“The purpose of the study was to explore the role of Latino fathers in their children’s lives and education in Northwest Iowa,” said Anguiano. “A goal was to understand the Latino family values and generational differences and the adaptation of Latino families and communities to rural Iowa. Another objective was to understand the role of community leaders in Latino families and communities in rural Iowa.”

His plan was to give students the tools and opportunities to understand these topics and goals because without them they are unable to fully understand these experiences.

Last year, Anguiano spent his time in northwest Iowa researching Latino-run farms and towns, despite the difficulties of the pandemic. He found information through observations, interviews, and documentary data that allowed him to find details of social experiences. To recruit Latino fathers from Latino families, a purposive sampling technique was used.

A closed-down bowling alley turned into a successful restaurant is one example of a business he saw be recovered by a Latino family.

The pandemic hit these families in a way many people have not experienced. Anguiano said that Latino families working on farms were getting sick from COVID-19, but people did not care because they wanted their products. The families had to continue working through sickness because they were afraid of losing their jobs. In this case, it was the children who had to stand up and be there for their fathers.

Anguiano shared the difference between Latino fathers of the past to today. He said fathers today know to work hard, but they also know the importance of being involved in their children’s lives. Thirty years ago, working hard and all day was the only thing that mattered.

Going to their children’s concerts, performances and other events is something Anguiano believes is an important value for modern-day Latino fathers. No matter how long they had to work that day, they still made time for their children.

Values of religion, spirituality and respect were consistent through every age range he studied. It was obvious for him to see that sons, fathers and grandfathers all showed respect to others in their communities.

Hypermasculinity is something he no longer saw in younger generations. He grew up with a hypermasculine father who did not show emotion.

“It’s important to stand up for yourself and your culture and your family and your faith,” said Anguiano. “But you don’t have to be tough. Just as long as you’re a good man. A man with character.”
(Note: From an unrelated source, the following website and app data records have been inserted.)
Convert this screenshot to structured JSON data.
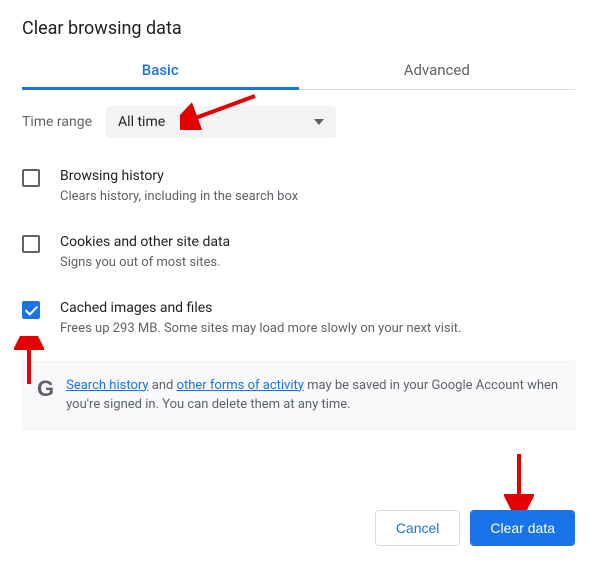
{
  "title": "Clear browsing data",
  "tabs": {
    "basic": "Basic",
    "advanced": "Advanced"
  },
  "time_range": {
    "label": "Time range",
    "value": "All time"
  },
  "options": [
    {
      "title": "Browsing history",
      "desc": "Clears history, including in the search box",
      "checked": false
    },
    {
      "title": "Cookies and other site data",
      "desc": "Signs you out of most sites.",
      "checked": false
    },
    {
      "title": "Cached images and files",
      "desc": "Frees up 293 MB. Some sites may load more slowly on your next visit.",
      "checked": true
    }
  ],
  "info": {
    "link1": "Search history",
    "mid1": " and ",
    "link2": "other forms of activity",
    "rest": " may be saved in your Google Account when you're signed in. You can delete them at any time."
  },
  "buttons": {
    "cancel": "Cancel",
    "clear": "Clear data"
  }
}
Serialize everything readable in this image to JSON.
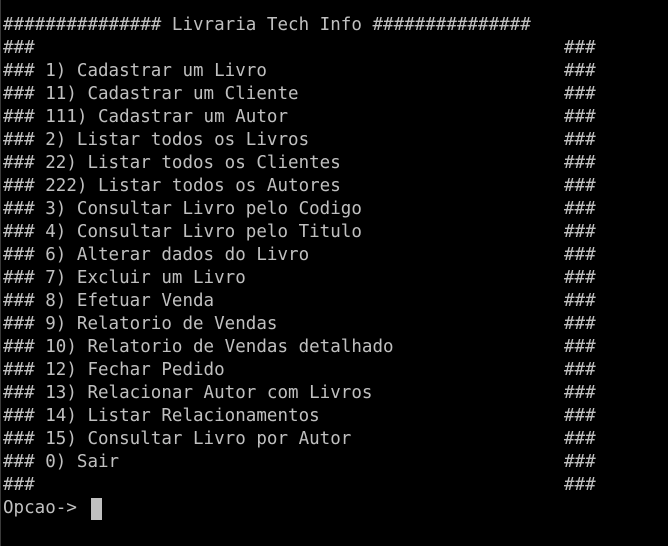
{
  "terminal": {
    "title_line": "############### Livraria Tech Info ###############",
    "border_left": "###",
    "border_right": "###",
    "menu_items": [
      "### 1) Cadastrar um Livro",
      "### 11) Cadastrar um Cliente",
      "### 111) Cadastrar um Autor",
      "### 2) Listar todos os Livros",
      "### 22) Listar todos os Clientes",
      "### 222) Listar todos os Autores",
      "### 3) Consultar Livro pelo Codigo",
      "### 4) Consultar Livro pelo Titulo",
      "### 6) Alterar dados do Livro",
      "### 7) Excluir um Livro",
      "### 8) Efetuar Venda",
      "### 9) Relatorio de Vendas",
      "### 10) Relatorio de Vendas detalhado",
      "### 12) Fechar Pedido",
      "### 13) Relacionar Autor com Livros",
      "### 14) Listar Relacionamentos",
      "### 15) Consultar Livro por Autor",
      "### 0) Sair"
    ],
    "prompt": "Opcao->",
    "colors": {
      "background": "#000000",
      "text": "#c0c0c0"
    }
  }
}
At the end of the event, attendees were able to ask questions for Anguiano to answer about Latino families, communities and his research.

Future events held by the Committee of Lectures can be found on their website